**Work to complete**
Whichever lines of the entries hold the word "Avertir" should be identified and copied.

**Exercise materials**
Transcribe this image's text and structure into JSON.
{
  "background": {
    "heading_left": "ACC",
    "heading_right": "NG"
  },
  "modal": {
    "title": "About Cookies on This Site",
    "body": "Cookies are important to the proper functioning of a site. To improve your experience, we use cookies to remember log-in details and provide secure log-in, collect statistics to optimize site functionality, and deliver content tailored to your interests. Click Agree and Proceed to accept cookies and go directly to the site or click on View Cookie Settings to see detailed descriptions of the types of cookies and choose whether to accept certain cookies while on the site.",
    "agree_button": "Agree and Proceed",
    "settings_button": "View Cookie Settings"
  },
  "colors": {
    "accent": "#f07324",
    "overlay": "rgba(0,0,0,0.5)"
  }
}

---

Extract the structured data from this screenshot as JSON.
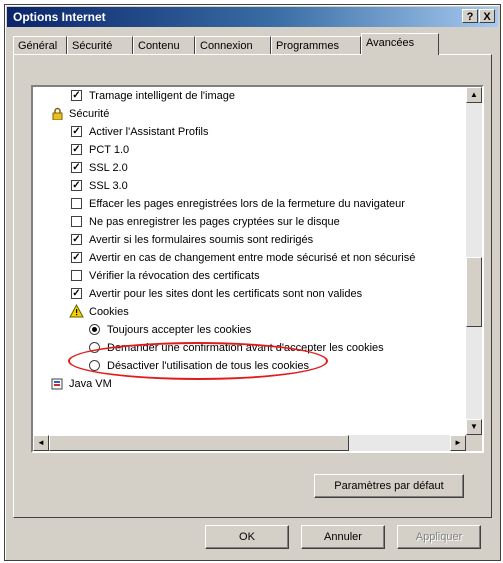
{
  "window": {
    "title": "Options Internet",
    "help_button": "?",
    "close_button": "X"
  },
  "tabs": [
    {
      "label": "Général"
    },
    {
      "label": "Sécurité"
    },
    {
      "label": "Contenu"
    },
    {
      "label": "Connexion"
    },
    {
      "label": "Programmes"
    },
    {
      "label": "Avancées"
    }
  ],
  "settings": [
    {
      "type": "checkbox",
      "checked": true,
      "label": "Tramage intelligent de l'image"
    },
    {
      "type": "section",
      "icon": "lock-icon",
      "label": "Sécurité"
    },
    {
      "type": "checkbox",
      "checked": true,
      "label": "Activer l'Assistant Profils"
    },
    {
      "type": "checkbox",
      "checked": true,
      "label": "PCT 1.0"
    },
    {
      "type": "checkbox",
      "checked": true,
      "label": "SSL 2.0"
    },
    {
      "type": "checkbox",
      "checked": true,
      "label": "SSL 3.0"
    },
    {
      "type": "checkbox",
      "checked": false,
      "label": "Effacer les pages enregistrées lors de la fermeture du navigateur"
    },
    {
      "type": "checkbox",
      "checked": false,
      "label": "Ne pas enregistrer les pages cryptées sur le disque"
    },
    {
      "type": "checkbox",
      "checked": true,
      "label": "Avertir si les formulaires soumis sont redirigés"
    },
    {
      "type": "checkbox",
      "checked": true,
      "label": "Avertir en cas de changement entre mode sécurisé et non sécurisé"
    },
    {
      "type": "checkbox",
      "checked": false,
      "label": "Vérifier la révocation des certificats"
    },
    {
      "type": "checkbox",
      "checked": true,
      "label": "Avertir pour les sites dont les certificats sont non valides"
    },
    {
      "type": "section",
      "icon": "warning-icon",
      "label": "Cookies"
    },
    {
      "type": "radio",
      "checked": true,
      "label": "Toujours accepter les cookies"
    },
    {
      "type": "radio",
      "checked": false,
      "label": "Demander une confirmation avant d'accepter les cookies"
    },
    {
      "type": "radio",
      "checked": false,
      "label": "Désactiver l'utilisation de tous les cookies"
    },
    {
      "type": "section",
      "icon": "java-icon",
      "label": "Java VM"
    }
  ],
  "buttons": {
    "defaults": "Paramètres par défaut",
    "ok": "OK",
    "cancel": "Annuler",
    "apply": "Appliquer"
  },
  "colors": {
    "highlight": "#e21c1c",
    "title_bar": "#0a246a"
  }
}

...

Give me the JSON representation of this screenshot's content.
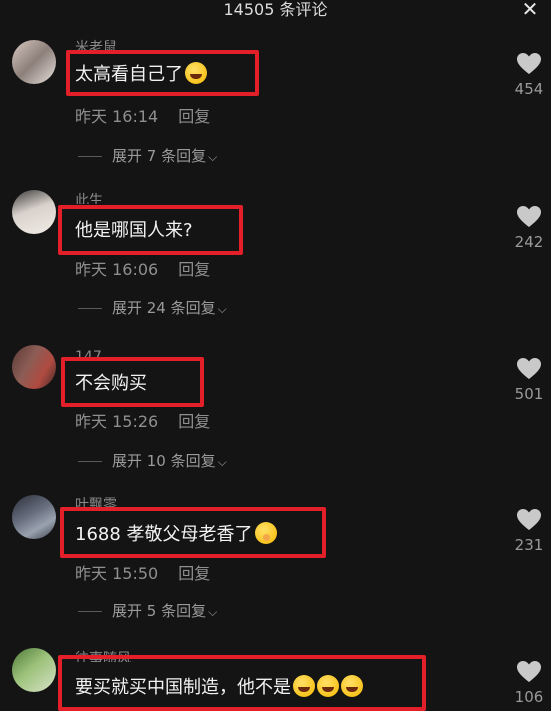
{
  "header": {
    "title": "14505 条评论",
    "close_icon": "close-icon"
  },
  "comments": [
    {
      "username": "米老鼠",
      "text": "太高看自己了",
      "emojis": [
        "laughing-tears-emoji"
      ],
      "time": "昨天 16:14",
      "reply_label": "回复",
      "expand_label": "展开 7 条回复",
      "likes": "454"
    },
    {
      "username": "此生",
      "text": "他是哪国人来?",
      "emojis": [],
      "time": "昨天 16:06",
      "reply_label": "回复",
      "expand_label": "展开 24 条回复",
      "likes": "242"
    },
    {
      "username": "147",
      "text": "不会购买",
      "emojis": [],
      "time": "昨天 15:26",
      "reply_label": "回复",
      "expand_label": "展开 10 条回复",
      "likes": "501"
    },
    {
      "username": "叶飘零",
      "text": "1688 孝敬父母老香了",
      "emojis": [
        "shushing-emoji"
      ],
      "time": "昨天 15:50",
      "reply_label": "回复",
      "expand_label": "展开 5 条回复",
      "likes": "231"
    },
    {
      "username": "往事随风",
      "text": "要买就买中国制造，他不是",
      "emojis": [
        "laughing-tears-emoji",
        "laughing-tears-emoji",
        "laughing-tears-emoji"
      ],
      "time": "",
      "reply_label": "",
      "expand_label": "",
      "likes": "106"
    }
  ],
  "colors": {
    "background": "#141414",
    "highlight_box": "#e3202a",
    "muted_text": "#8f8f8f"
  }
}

**Result for this task**
      "label": "Avertir si les formulaires soumis sont redirigés"
      "label": "Avertir en cas de changement entre mode sécurisé et non sécurisé"
      "label": "Avertir pour les sites dont les certificats sont non valides"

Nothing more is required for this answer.